Substantial reductions in non-CO2 greenhouse gas emissions reductions implied by IPCC estimates of the remaining carbon budget
In their new article published on Nature – Communications Earth & Environment, Joeri Rogelj and Robin D. Lamboll explore the non-CO2 emissions assumptions that underlie the latest remaining carbon budget estimates by the Intergovernmental Panel on Climate Change and quantify the implication of the world pursuing alternative higher or lower emissions. Carbon budgets are quantifications of the total amount of carbon dioxide that can ever be emitted while keeping global warming below specific temperature limits. Estimates of these budgets for limiting warming to 1.5 °C and well-below 2 °C, however, include assumptions about how much warming can be expected from non-CO2 emissions.

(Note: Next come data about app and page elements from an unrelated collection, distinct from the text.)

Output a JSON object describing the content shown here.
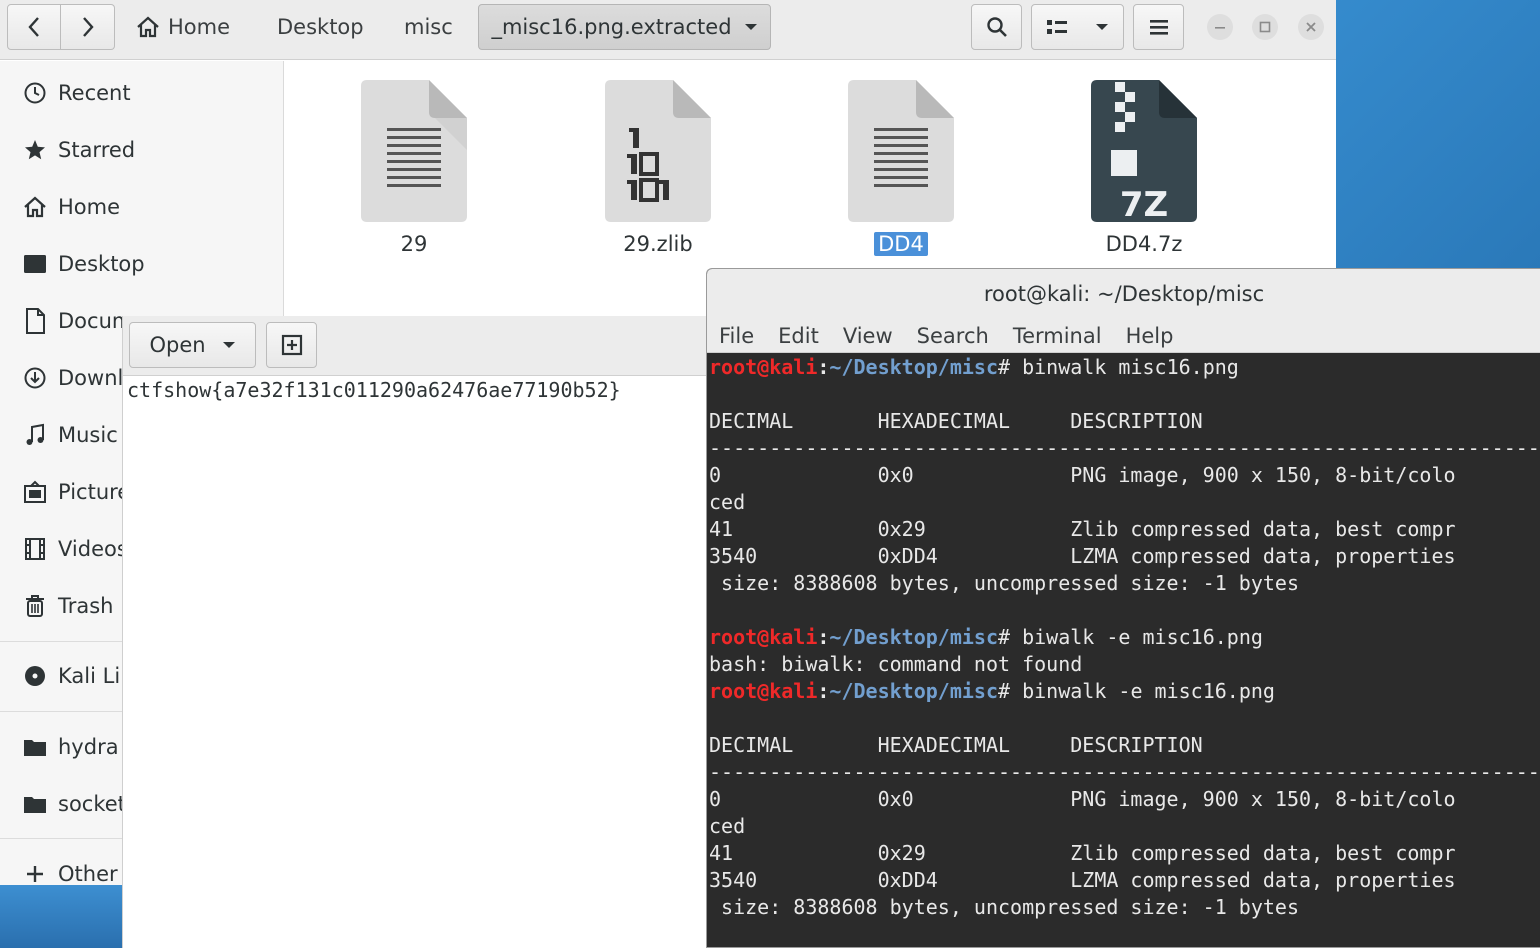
{
  "files_window": {
    "breadcrumb": {
      "home": "Home",
      "desktop": "Desktop",
      "misc": "misc",
      "current": "_misc16.png.extracted"
    },
    "sidebar": [
      {
        "label": "Recent",
        "icon": "clock-icon"
      },
      {
        "label": "Starred",
        "icon": "star-icon"
      },
      {
        "label": "Home",
        "icon": "home-icon"
      },
      {
        "label": "Desktop",
        "icon": "desktop-icon"
      },
      {
        "label": "Docum",
        "icon": "document-icon"
      },
      {
        "label": "Downl",
        "icon": "download-icon"
      },
      {
        "label": "Music",
        "icon": "music-icon"
      },
      {
        "label": "Picture",
        "icon": "picture-icon"
      },
      {
        "label": "Videos",
        "icon": "video-icon"
      },
      {
        "label": "Trash",
        "icon": "trash-icon"
      },
      {
        "label": "Kali Li",
        "icon": "disc-icon"
      },
      {
        "label": "hydra",
        "icon": "folder-icon"
      },
      {
        "label": "socket",
        "icon": "folder-icon"
      },
      {
        "label": "Other l",
        "icon": "plus-icon"
      }
    ],
    "files": [
      {
        "name": "29",
        "type": "text"
      },
      {
        "name": "29.zlib",
        "type": "binary"
      },
      {
        "name": "DD4",
        "type": "text",
        "selected": true
      },
      {
        "name": "DD4.7z",
        "type": "7z"
      }
    ]
  },
  "editor_window": {
    "open_label": "Open",
    "content": "ctfshow{a7e32f131c011290a62476ae77190b52}"
  },
  "terminal_window": {
    "title": "root@kali: ~/Desktop/misc",
    "menu": [
      "File",
      "Edit",
      "View",
      "Search",
      "Terminal",
      "Help"
    ],
    "prompt_user": "root@kali",
    "prompt_path": "~/Desktop/misc",
    "lines": [
      {
        "kind": "prompt",
        "cmd": " binwalk misc16.png"
      },
      {
        "kind": "out",
        "text": ""
      },
      {
        "kind": "out",
        "text": "DECIMAL       HEXADECIMAL     DESCRIPTION"
      },
      {
        "kind": "out",
        "text": "--------------------------------------------------------------------------------"
      },
      {
        "kind": "out",
        "text": "0             0x0             PNG image, 900 x 150, 8-bit/colo"
      },
      {
        "kind": "out",
        "text": "ced"
      },
      {
        "kind": "out",
        "text": "41            0x29            Zlib compressed data, best compr"
      },
      {
        "kind": "out",
        "text": "3540          0xDD4           LZMA compressed data, properties"
      },
      {
        "kind": "out",
        "text": " size: 8388608 bytes, uncompressed size: -1 bytes"
      },
      {
        "kind": "out",
        "text": ""
      },
      {
        "kind": "prompt",
        "cmd": " biwalk -e misc16.png"
      },
      {
        "kind": "out",
        "text": "bash: biwalk: command not found"
      },
      {
        "kind": "prompt",
        "cmd": " binwalk -e misc16.png"
      },
      {
        "kind": "out",
        "text": ""
      },
      {
        "kind": "out",
        "text": "DECIMAL       HEXADECIMAL     DESCRIPTION"
      },
      {
        "kind": "out",
        "text": "--------------------------------------------------------------------------------"
      },
      {
        "kind": "out",
        "text": "0             0x0             PNG image, 900 x 150, 8-bit/colo"
      },
      {
        "kind": "out",
        "text": "ced"
      },
      {
        "kind": "out",
        "text": "41            0x29            Zlib compressed data, best compr"
      },
      {
        "kind": "out",
        "text": "3540          0xDD4           LZMA compressed data, properties"
      },
      {
        "kind": "out",
        "text": " size: 8388608 bytes, uncompressed size: -1 bytes"
      }
    ]
  },
  "colors": {
    "selection": "#4a90d9",
    "prompt_user": "#ef2929",
    "prompt_path": "#729fcf",
    "terminal_bg": "#2b2b2b"
  }
}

The authors take in consideration the contributions of methane, nitrous oxide, fluorinated gases, and aerosols and show how pursuing inadequate methane emission reductions causes remaining carbon budgets compatible with the Paris Agreement temperature limits to be exhausted today, effectively putting achievement of the Paris Agreement out of reach.
Read the full article here.